Sitting at the bottom of a muddy puddle for months might not seem like the most thrilling way to pass winter, but it is the annual fate of most adult western painted turtles. ‘As their pond ices over, these turtles grab a breath, then settle to the bottom where there is no oxygen and wait for the spring thaw’, says Daniel Warren from Saint Louis University, USA. Most incredibly, the turtles emerge from their icy tombs unscathed, despite surviving for months with virtually no oxygen. ‘Most cells in an animal's body, including ours, die very quickly if they don't receive enough oxygen to make the energy they need’, explains Sarah Alderman from the University of Guelph, Canada; and our hearts are particularly vulnerable. Yet, the hearts of icy western painted turtles continue ticking, albeit slower, despite the disruption to their oxygen supply. Knowing that some reptiles become more resilient to oxygen deprivation – anoxia – as they age and when the temperature drops, Warren and Claire Riggs (also from Saint Louis University) decided to find out how hatchling and adult western painted turtles prepare their hearts for their lengthy winter hibernation.

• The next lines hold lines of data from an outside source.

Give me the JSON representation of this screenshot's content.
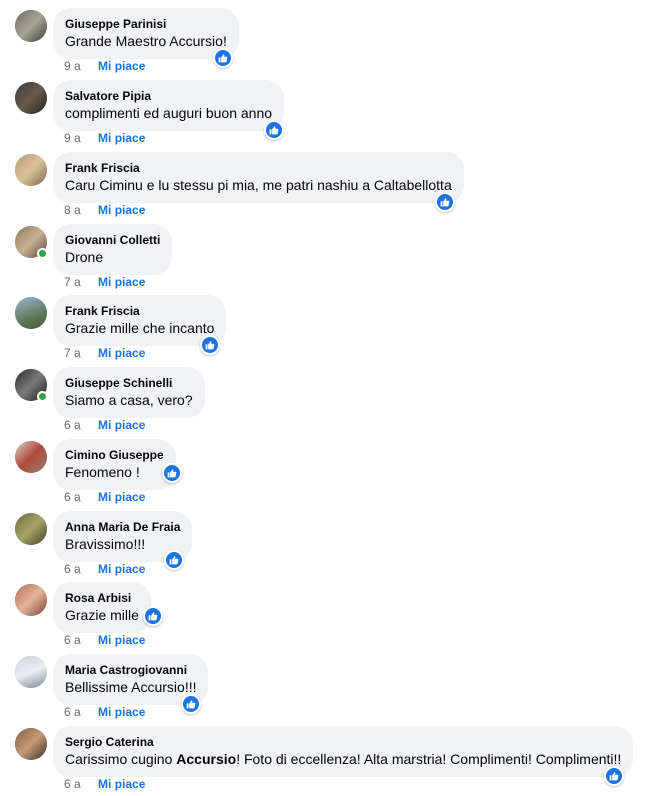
{
  "like_label": "Mi piace",
  "colors": {
    "bubble": "#f0f2f5",
    "accent": "#1b74e4",
    "online": "#31a24c",
    "meta": "#65676b"
  },
  "comments": [
    {
      "author": "Giuseppe Parinisi",
      "text": "Grande Maestro Accursio!",
      "age": "9 a",
      "liked": true,
      "online": false,
      "avatar": "avatar-photo"
    },
    {
      "author": "Salvatore Pipia",
      "text": "complimenti ed auguri buon anno",
      "age": "9 a",
      "liked": true,
      "online": false,
      "avatar": "avatar-photo"
    },
    {
      "author": "Frank Friscia",
      "text": "Caru Ciminu e lu stessu pi mia, me patri nashiu a Caltabellotta",
      "age": "8 a",
      "liked": true,
      "online": false,
      "avatar": "avatar-photo"
    },
    {
      "author": "Giovanni Colletti",
      "text": "Drone",
      "age": "7 a",
      "liked": false,
      "online": true,
      "avatar": "avatar-photo"
    },
    {
      "author": "Frank Friscia",
      "text": "Grazie mille che incanto",
      "age": "7 a",
      "liked": true,
      "online": false,
      "avatar": "avatar-photo"
    },
    {
      "author": "Giuseppe Schinelli",
      "text": "Siamo a casa, vero?",
      "age": "6 a",
      "liked": false,
      "online": true,
      "avatar": "avatar-photo"
    },
    {
      "author": "Cimino Giuseppe",
      "text": "Fenomeno !",
      "age": "6 a",
      "liked": true,
      "online": false,
      "avatar": "avatar-photo"
    },
    {
      "author": "Anna Maria De Fraia",
      "text": "Bravissimo!!!",
      "age": "6 a",
      "liked": true,
      "online": false,
      "avatar": "avatar-photo"
    },
    {
      "author": "Rosa Arbisi",
      "text": "Grazie mille",
      "age": "6 a",
      "liked": true,
      "online": false,
      "avatar": "avatar-photo"
    },
    {
      "author": "Maria Castrogiovanni",
      "text": "Bellissime Accursio!!!",
      "age": "6 a",
      "liked": true,
      "online": false,
      "avatar": "avatar-photo"
    },
    {
      "author": "Sergio Caterina",
      "text_parts": [
        "Carissimo cugino ",
        "Accursio",
        "! Foto di eccellenza! Alta marstria! Complimenti! Complimenti!!"
      ],
      "age": "6 a",
      "liked": true,
      "online": false,
      "avatar": "avatar-photo"
    }
  ]
}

As the freshwater turtles stop making proteins when their oxygen supply dwindles, Warren and Riggs decided to monitor the protein signature of the adult and hatchling turtle hearts to identify the key changes that keep adult hearts going during winter. First, the duo tricked the adult and hatchling western painted turtles into preparing for winter by gradually cooling the water in their tanks to 3°C – even though the youngsters don't naturally endure the first winter immersed in water; they weather the season in nests in sandy soil. After the turtles spent 5 weeks in the frigid water, Riggs collected portions of the hearts and investigated the protein signatures before striking up a collaboration with Alderman, Todd Gillis and Oliver Bullingham at the University of Guelph to analyse how the proteins produced in the heart differed between the hatchling and adult turtles and how they changed as the turtles were chilled.
After months of painstaking analysis, the team identified 1316 turtle heart proteins – from muscle proteins to proteins that contribute to energy production and proteins that store oxygen and fats. However, as the scientists delved into how the relative protein quantities altered after 5 weeks in cold water, they found that the fall in temperature appeared to have little impact, although the chilly adults slightly reduced the quantities of a few proteins that participate in protein production – to conserve energy and counter the effects as their oxygen stores vanished. In addition, the chilly hatchlings slightly increased production of some of the key proteins in the mitochondria powerhouses – which generate energy – although that wasn't surprising, given that the youngsters spend winter huddled out of water in a nest.
In contrast, the differences between the older and younger turtles’ hearts were more remarkable. The older turtles produced more of the oxygen storage protein – myoglobin – than the hatchlings and produced more of the proteins necessary for aerobic and anaerobic respiration, allowing them to spin out their oxygen reserves for longer before switching to anaerobic respiration to sustain them through to spring. ‘Development is likely a more powerful driver of anoxia tolerance than any temperature induction’, says Warren.
Western painted turtles build up their hearts as they grow to survive a season without oxygen, with a little additional fine tuning as the cold season approaches. And the team hopes that we could learn a thing or two from the turtles. ‘Human hearts fail without oxygen, but painted turtle hearts don't – understanding why this difference exists could save lives’, Alderman says.